Every line of the records below should be restated exactly.

[Entries from a dataset of interfaces]
- - - - -

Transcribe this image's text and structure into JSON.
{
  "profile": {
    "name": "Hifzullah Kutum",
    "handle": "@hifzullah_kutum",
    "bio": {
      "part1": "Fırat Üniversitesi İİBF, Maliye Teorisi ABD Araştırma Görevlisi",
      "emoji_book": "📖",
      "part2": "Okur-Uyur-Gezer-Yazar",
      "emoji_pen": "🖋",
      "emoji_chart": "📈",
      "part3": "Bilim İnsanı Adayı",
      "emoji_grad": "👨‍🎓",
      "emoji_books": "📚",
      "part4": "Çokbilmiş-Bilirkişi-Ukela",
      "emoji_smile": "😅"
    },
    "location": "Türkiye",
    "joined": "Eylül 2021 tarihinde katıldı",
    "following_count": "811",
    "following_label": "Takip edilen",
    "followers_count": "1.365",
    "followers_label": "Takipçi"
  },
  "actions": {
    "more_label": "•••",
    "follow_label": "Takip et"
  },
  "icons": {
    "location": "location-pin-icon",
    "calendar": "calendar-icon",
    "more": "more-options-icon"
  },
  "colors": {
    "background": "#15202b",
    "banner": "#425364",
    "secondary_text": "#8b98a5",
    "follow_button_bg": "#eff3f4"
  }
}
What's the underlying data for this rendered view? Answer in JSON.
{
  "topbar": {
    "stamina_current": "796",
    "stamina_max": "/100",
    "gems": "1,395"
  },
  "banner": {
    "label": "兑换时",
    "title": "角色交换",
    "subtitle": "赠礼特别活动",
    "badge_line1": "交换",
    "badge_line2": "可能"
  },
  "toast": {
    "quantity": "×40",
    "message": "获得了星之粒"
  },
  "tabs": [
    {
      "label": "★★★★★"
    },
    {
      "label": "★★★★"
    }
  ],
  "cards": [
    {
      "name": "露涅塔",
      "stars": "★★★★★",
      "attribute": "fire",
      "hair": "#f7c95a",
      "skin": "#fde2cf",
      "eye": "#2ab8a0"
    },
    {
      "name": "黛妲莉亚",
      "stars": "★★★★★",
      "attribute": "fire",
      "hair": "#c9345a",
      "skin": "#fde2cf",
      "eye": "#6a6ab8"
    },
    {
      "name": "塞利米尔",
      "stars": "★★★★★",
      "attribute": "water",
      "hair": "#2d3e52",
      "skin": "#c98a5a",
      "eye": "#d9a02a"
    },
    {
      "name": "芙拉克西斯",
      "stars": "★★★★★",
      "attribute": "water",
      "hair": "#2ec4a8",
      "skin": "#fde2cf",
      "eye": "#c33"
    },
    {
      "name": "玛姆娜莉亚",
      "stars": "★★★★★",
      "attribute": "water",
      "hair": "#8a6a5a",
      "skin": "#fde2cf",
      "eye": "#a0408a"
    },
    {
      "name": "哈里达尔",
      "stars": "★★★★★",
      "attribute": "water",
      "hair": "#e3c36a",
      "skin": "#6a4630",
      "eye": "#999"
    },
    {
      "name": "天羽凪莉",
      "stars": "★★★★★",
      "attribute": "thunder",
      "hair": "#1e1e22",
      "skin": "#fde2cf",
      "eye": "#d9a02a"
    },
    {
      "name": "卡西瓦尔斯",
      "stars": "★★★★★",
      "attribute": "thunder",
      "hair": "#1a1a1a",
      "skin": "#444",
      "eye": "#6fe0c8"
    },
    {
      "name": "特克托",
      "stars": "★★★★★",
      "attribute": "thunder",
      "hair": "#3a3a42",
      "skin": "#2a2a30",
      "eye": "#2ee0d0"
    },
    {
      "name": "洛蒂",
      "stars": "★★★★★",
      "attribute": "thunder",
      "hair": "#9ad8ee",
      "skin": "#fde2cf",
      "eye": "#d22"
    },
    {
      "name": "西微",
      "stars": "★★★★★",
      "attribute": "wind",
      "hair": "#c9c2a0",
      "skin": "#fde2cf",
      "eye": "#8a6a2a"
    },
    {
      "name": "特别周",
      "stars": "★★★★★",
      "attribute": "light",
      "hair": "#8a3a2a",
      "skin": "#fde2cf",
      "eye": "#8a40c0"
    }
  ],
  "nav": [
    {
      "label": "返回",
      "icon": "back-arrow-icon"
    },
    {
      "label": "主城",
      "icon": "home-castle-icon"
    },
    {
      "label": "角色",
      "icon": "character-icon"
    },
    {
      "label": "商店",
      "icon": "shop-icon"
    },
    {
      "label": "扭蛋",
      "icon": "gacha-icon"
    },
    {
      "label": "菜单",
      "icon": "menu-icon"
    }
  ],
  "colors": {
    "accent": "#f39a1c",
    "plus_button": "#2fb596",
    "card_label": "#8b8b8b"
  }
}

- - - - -

TASK SOLUTION:
Transcribe this image's text and structure into JSON.
{
  "profile": {
    "name": "Hifzullah Kutum",
    "handle": "@hifzullah_kutum",
    "bio": {
      "part1": "Fırat Üniversitesi İİBF, Maliye Teorisi ABD Araştırma Görevlisi",
      "emoji_book": "📖",
      "part2": "Okur-Uyur-Gezer-Yazar",
      "emoji_pen": "🖋",
      "emoji_chart": "📈",
      "part3": "Bilim İnsanı Adayı",
      "emoji_grad": "👨‍🎓",
      "emoji_books": "📚",
      "part4": "Çokbilmiş-Bilirkişi-Ukela",
      "emoji_smile": "😅"
    },
    "location": "Türkiye",
    "joined": "Eylül 2021 tarihinde katıldı",
    "following_count": "811",
    "following_label": "Takip edilen",
    "followers_count": "1.365",
    "followers_label": "Takipçi"
  },
  "actions": {
    "more_label": "•••",
    "follow_label": "Takip et"
  },
  "icons": {
    "location": "location-pin-icon",
    "calendar": "calendar-icon",
    "more": "more-options-icon"
  },
  "colors": {
    "background": "#15202b",
    "banner": "#425364",
    "secondary_text": "#8b98a5",
    "follow_button_bg": "#eff3f4"
  }
}
What's the underlying data for this rendered view? Answer in JSON.
{
  "topbar": {
    "stamina_current": "796",
    "stamina_max": "/100",
    "gems": "1,395"
  },
  "banner": {
    "label": "兑换时",
    "title": "角色交换",
    "subtitle": "赠礼特别活动",
    "badge_line1": "交换",
    "badge_line2": "可能"
  },
  "toast": {
    "quantity": "×40",
    "message": "获得了星之粒"
  },
  "tabs": [
    {
      "label": "★★★★★"
    },
    {
      "label": "★★★★"
    }
  ],
  "cards": [
    {
      "name": "露涅塔",
      "stars": "★★★★★",
      "attribute": "fire",
      "hair": "#f7c95a",
      "skin": "#fde2cf",
      "eye": "#2ab8a0"
    },
    {
      "name": "黛妲莉亚",
      "stars": "★★★★★",
      "attribute": "fire",
      "hair": "#c9345a",
      "skin": "#fde2cf",
      "eye": "#6a6ab8"
    },
    {
      "name": "塞利米尔",
      "stars": "★★★★★",
      "attribute": "water",
      "hair": "#2d3e52",
      "skin": "#c98a5a",
      "eye": "#d9a02a"
    },
    {
      "name": "芙拉克西斯",
      "stars": "★★★★★",
      "attribute": "water",
      "hair": "#2ec4a8",
      "skin": "#fde2cf",
      "eye": "#c33"
    },
    {
      "name": "玛姆娜莉亚",
      "stars": "★★★★★",
      "attribute": "water",
      "hair": "#8a6a5a",
      "skin": "#fde2cf",
      "eye": "#a0408a"
    },
    {
      "name": "哈里达尔",
      "stars": "★★★★★",
      "attribute": "water",
      "hair": "#e3c36a",
      "skin": "#6a4630",
      "eye": "#999"
    },
    {
      "name": "天羽凪莉",
      "stars": "★★★★★",
      "attribute": "thunder",
      "hair": "#1e1e22",
      "skin": "#fde2cf",
      "eye": "#d9a02a"
    },
    {
      "name": "卡西瓦尔斯",
      "stars": "★★★★★",
      "attribute": "thunder",
      "hair": "#1a1a1a",
      "skin": "#444",
      "eye": "#6fe0c8"
    },
    {
      "name": "特克托",
      "stars": "★★★★★",
      "attribute": "thunder",
      "hair": "#3a3a42",
      "skin": "#2a2a30",
      "eye": "#2ee0d0"
    },
    {
      "name": "洛蒂",
      "stars": "★★★★★",
      "attribute": "thunder",
      "hair": "#9ad8ee",
      "skin": "#fde2cf",
      "eye": "#d22"
    },
    {
      "name": "西微",
      "stars": "★★★★★",
      "attribute": "wind",
      "hair": "#c9c2a0",
      "skin": "#fde2cf",
      "eye": "#8a6a2a"
    },
    {
      "name": "特别周",
      "stars": "★★★★★",
      "attribute": "light",
      "hair": "#8a3a2a",
      "skin": "#fde2cf",
      "eye": "#8a40c0"
    }
  ],
  "nav": [
    {
      "label": "返回",
      "icon": "back-arrow-icon"
    },
    {
      "label": "主城",
      "icon": "home-castle-icon"
    },
    {
      "label": "角色",
      "icon": "character-icon"
    },
    {
      "label": "商店",
      "icon": "shop-icon"
    },
    {
      "label": "扭蛋",
      "icon": "gacha-icon"
    },
    {
      "label": "菜单",
      "icon": "menu-icon"
    }
  ],
  "colors": {
    "accent": "#f39a1c",
    "plus_button": "#2fb596",
    "card_label": "#8b8b8b"
  }
}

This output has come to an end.